I worked in Parliament House for almost five years and for the most part – regardless of their political allegiances – the politicians I came into contact with all got involved for the right reasons.
They take their responsibilities to the Australian people seriously and genuinely want to do the best thing by them.
Do they always succeed? No. Do they often get sidetracked with polls and press conferences? Yes. But is good will and determination to make this a better country their overriding motivator? Also yes.
It’s true that political staff are often young, idealistic and inexperienced. But that doesn’t make them sex-obsessed, shameless, lazy, or bitchy as CLEO editor, Sharri Markson suggested in her editor’s letter this month when she said, “the sex scandals in Canberra are insane… with all this infighting and extracurricular activity going on it’s no wonder some MPs forget why they’re in Canberra in the first place”.
Now some people, like in every workplace, are like that. Most of them are not.
True, there isn’t a lot of smiling in the corridors – mainly because when you’re a staffer or public servant you’ve got so much to do that you’re making a mental list of tasks, or you’re re-writing a speech in your head, or you’re running along next to the Minister, trying to keep up as they rattle off instructions.
Yes, young people are often in high level roles in political offices. But the real reason politicians hire so many young people is because very few people with families are willing to devote the extreme hours that are required to do those jobs effectively.
For politicians, high level public servants and their staff, 12 or 14 hour days are the norm. Sixteen hour days are not unusual. You don’t take a lunch break. You don’t go home for dinner.
And you generally sacrifice considerable time with your family, friends and loved ones to do a job you believe is important. You often sacrifice those relationships entirely.
Journalists in the Parliamentary Press Gallery work similarly long and tough hours.

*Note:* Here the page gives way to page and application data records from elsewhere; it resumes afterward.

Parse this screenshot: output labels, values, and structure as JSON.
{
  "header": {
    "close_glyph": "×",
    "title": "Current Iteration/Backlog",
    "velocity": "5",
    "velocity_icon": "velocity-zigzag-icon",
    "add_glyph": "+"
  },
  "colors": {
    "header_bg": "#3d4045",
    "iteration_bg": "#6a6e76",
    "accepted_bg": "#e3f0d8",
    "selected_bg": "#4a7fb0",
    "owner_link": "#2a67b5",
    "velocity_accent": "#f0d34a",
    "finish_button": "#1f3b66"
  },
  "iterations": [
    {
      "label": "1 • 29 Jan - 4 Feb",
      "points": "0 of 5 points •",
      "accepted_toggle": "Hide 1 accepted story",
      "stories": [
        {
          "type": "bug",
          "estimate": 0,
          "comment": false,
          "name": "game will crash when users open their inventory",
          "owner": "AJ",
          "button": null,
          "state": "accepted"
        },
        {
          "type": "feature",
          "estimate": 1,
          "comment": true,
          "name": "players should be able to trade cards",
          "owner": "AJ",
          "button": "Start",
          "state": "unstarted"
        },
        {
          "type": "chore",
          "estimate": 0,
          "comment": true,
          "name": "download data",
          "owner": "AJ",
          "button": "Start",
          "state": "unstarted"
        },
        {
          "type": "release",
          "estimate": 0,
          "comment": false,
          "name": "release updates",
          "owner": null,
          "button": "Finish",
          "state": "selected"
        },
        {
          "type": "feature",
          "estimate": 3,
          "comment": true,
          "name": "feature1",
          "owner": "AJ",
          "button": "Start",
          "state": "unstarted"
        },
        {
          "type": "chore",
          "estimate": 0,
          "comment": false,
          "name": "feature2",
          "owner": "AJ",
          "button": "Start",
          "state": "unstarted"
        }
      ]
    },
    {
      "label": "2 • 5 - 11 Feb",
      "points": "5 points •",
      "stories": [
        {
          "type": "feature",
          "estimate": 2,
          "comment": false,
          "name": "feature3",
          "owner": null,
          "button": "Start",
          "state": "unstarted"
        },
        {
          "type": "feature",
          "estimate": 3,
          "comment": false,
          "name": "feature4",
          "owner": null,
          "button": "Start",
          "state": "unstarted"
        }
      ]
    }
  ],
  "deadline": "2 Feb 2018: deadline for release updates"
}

Now this isn’t a complaint on the part of a former staffer. These are your elected representatives and their staff. It’s tax payers who fund those salaries, so these people should work bloody hard.
Moreover, working for a Government is an incredible responsibility and a privilege. And politicians and staffers have willingly and knowingly chosen a job which plays out at an extremely fast and unpredictable tempo.
But that doesn’t mean that the work they do and the hours they put in aren’t tough. And when important work is dismissed as the stuff of bitchy teenagers, it’s insulting to the thousands of people who are working their arses off in that building each and every day.
My experience of almost five years working in Parliament House couldn’t have been farther from the one Jessica Rudd or Sharri Markson have described.
Yeah, there are a few nights a year when everyone lets lose and has a few too many drinks. Show me an office Christmas party anywhere in the country where that doesn’t happen.
There is some waste, some debauchery and some frivolity in Canberra – as there are in every workplace. It’s not pretty and it’s not something to be proud of but it’s a tiny, tiny part of what goes on in the corridors of the nation’s parliament.
Question Time and the coverage of politics you read in the papers and see on the news hardly presents the dedicated, methodical, conciliatory side of our politicians. But the truth is that there is a lot of good work and a lot of good will that happens in Parliament House, far beyond the reach of TV camera crews.
The majority of the time, politicians and their staff are too bloody busy to be getting their Lindsay Lohan on.
Why? Because they’re running the country.
Author’s note: Jess and I have had a really good chat about what I took from her article in CLEO and the message she was trying to convey. Jess has written an outstanding response to my response (don’t you love the internet!) here, which you should really take the time to read. I am a big admirer of Jess and her writing. I’m an even greater admirer of someone who has the guts to be as honest and forthright as she is here. She’s one impressive lady.